It was a dirty job, but somebody had to do it.
Anthropologist Nathaniel J. Dominy of the University of California, Santa Cruz, has advanced the investigation of the diet of early human ancestors by painstakingly measuring the mechanical properties of the underground parts of nearly 100 plant species across sub-Saharan Africa.
Call it the "chewability factor" if you will, but determining the relative toughness and hardness of rhizomes, tubers, corms, and bulbs was the next step in Dominy's exploration of the hypothesis that our earliest ancestors may have eaten a diet rich in plants, specifically their carbohydrate-rich underground storage organs (USOs).
The flat, thickly enameled molars of early humans have led scientists to infer that their diet consisted primarily of hard, brittle foods, with recent evidence suggesting that USOs played a key role as "fallback foods" eaten during times of scarcity.
"This was the first time anyone has measured the properties of these hypothetical foods to see if they match what we've been inferring from the fossil record," said Dominy, who field-tested the hardness and toughness of 98 species of USOs. "Our data for bulbs and corms fit most researchers' expectations for the physical properties of hominin foods. What we found in some ways merely confirmed the obvious."
But Dominy's new study, published in the online edition of the journal Evolutionary Biology, also adds unexpected insights, because his analysis suggests that different hominin species relied to varying degrees on USOs. Particularly when combined with other lines of evidence, Dominy's newest findings fill an important empirical void.
The study marks the third avenue of investigation Dominy has employed in his pathbreaking research on diet and human evolution. Dominy has drawn on the fields of chemistry, molecular biology, and genetics to explore the source of the nutritional bonanza that gave early human ancestors an edge over all other primates. His contributions include the revelation that humans are uniquely adapted to digest starch and the resolution of a conundrum that bolstered the USO hypothesis by confirming that USOs leave the same chemical signature on tooth enamel as grass does (see earlier press releases about starch and USOs).

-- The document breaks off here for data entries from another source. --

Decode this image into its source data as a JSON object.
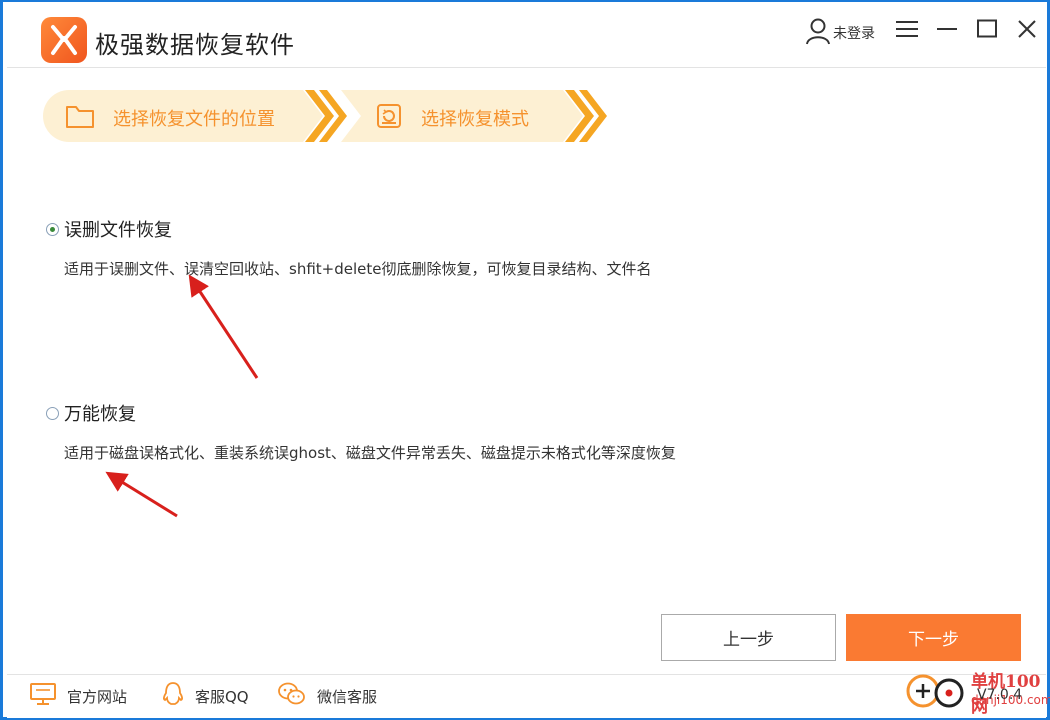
{
  "app": {
    "title": "极强数据恢复软件",
    "user_label": "未登录",
    "accent_color": "#fa7a32"
  },
  "steps": [
    {
      "label": "选择恢复文件的位置",
      "icon": "folder-icon"
    },
    {
      "label": "选择恢复模式",
      "icon": "restore-icon"
    }
  ],
  "options": [
    {
      "title": "误删文件恢复",
      "description": "适用于误删文件、误清空回收站、shfit+delete彻底删除恢复，可恢复目录结构、文件名",
      "selected": true
    },
    {
      "title": "万能恢复",
      "description": "适用于磁盘误格式化、重装系统误ghost、磁盘文件异常丢失、磁盘提示未格式化等深度恢复",
      "selected": false
    }
  ],
  "buttons": {
    "prev_label": "上一步",
    "next_label": "下一步"
  },
  "footer": {
    "items": [
      {
        "label": "官方网站",
        "icon": "monitor-icon"
      },
      {
        "label": "客服QQ",
        "icon": "qq-icon"
      },
      {
        "label": "微信客服",
        "icon": "wechat-icon"
      }
    ],
    "version": "V7.0.4",
    "watermark_text": "单机100网",
    "watermark_url": "danji100.com"
  }
}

In the new paper, entitled "Mechanical Properties of Plant Underground Storage Organs and Implications for Dietary Models of Early Hominins," Dominy tested USOs, which plants use to store water and carbohydrates. His data establish rhizomes as the toughest, followed by tubers, corms, and bulbs (familiar examples of which include Bermuda grass, potatoes, iris, and onions, respectively). Corms and bulbs emerged as the most plausible hominin foods, according to Dominy, because their physical qualities match up with dietary inferences based on dental morphology and modern chemical isotopic analysis.
The new data also allowed Dominy to correlate plant characteristics with the dental morphology of different species of hominins. The teeth of Australopithecus, for example, appear well-suited to process bulbs, while the teeth of Paranthropus appear well-adapted to process hard and brittle corms.
Finally, prompted by his own observations of Hadza hunter-gatherers in northern Tanzania, Dominy also conducted a pilot field study of the effects of roasting by Hadza on the toughness of five tuber species. The results, that roasting lessens the work of chewing and thereby enhances digestibility, add to the plausibility of relatively tough tubers in the diet of hominins.
Dominy's coauthors on the paper were Erin R. Vogel, an associate researcher and lecturer in anthropology at UCSC; Justin D. Yeakel, a doctoral candidate in ecology and evolutionary biology at UCSC; Paul Constantino, a postdoctoral associate at George Washington University; and Peter W. Lucas, a professor of anthropology at George Washington University.
Note to Journalists: Dominy may be reached at (831) 459-2541 or email@example.com.